## Work request:
Show only those lines of the entries where the string "ускорение" is found.

START Provided entries

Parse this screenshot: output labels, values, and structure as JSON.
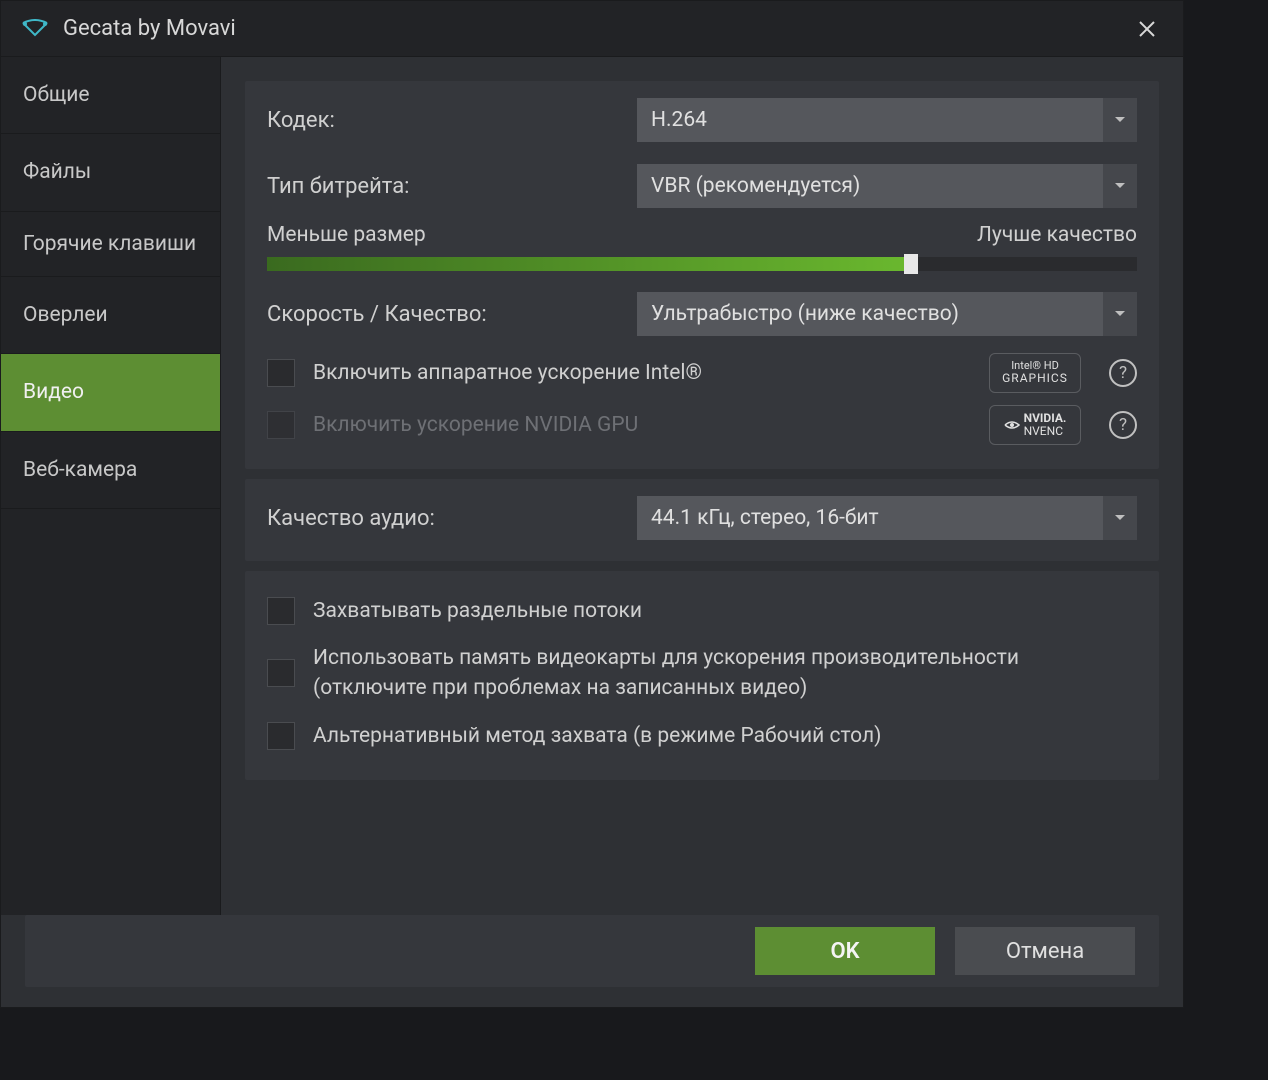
{
  "titlebar": {
    "title": "Gecata by Movavi"
  },
  "sidebar": {
    "items": [
      {
        "label": "Общие"
      },
      {
        "label": "Файлы"
      },
      {
        "label": "Горячие клавиши"
      },
      {
        "label": "Оверлеи"
      },
      {
        "label": "Видео"
      },
      {
        "label": "Веб-камера"
      }
    ]
  },
  "video": {
    "codec_label": "Кодек:",
    "codec_value": "H.264",
    "bitrate_label": "Тип битрейта:",
    "bitrate_value": "VBR (рекомендуется)",
    "slider_left": "Меньше размер",
    "slider_right": "Лучше качество",
    "speed_label": "Скорость / Качество:",
    "speed_value": "Ультрабыстро (ниже качество)",
    "hw_intel": "Включить аппаратное ускорение Intel®",
    "hw_nvidia": "Включить ускорение NVIDIA GPU",
    "intel_badge_top": "Intel® HD",
    "intel_badge_bot": "GRAPHICS",
    "nvidia_badge_top": "NVIDIA.",
    "nvidia_badge_bot": "NVENC",
    "audio_label": "Качество аудио:",
    "audio_value": "44.1 кГц, стерео, 16-бит",
    "cap_separate": "Захватывать раздельные потоки",
    "gpu_mem": "Использовать память видеокарты для ускорения производительности (отключите при проблемах на записанных видео)",
    "alt_method": "Альтернативный метод захвата (в режиме Рабочий стол)"
  },
  "footer": {
    "ok": "OK",
    "cancel": "Отмена"
  }
}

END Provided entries

## Result of this exercise:
    "hw_intel": "Включить аппаратное ускорение Intel®",
    "hw_nvidia": "Включить ускорение NVIDIA GPU",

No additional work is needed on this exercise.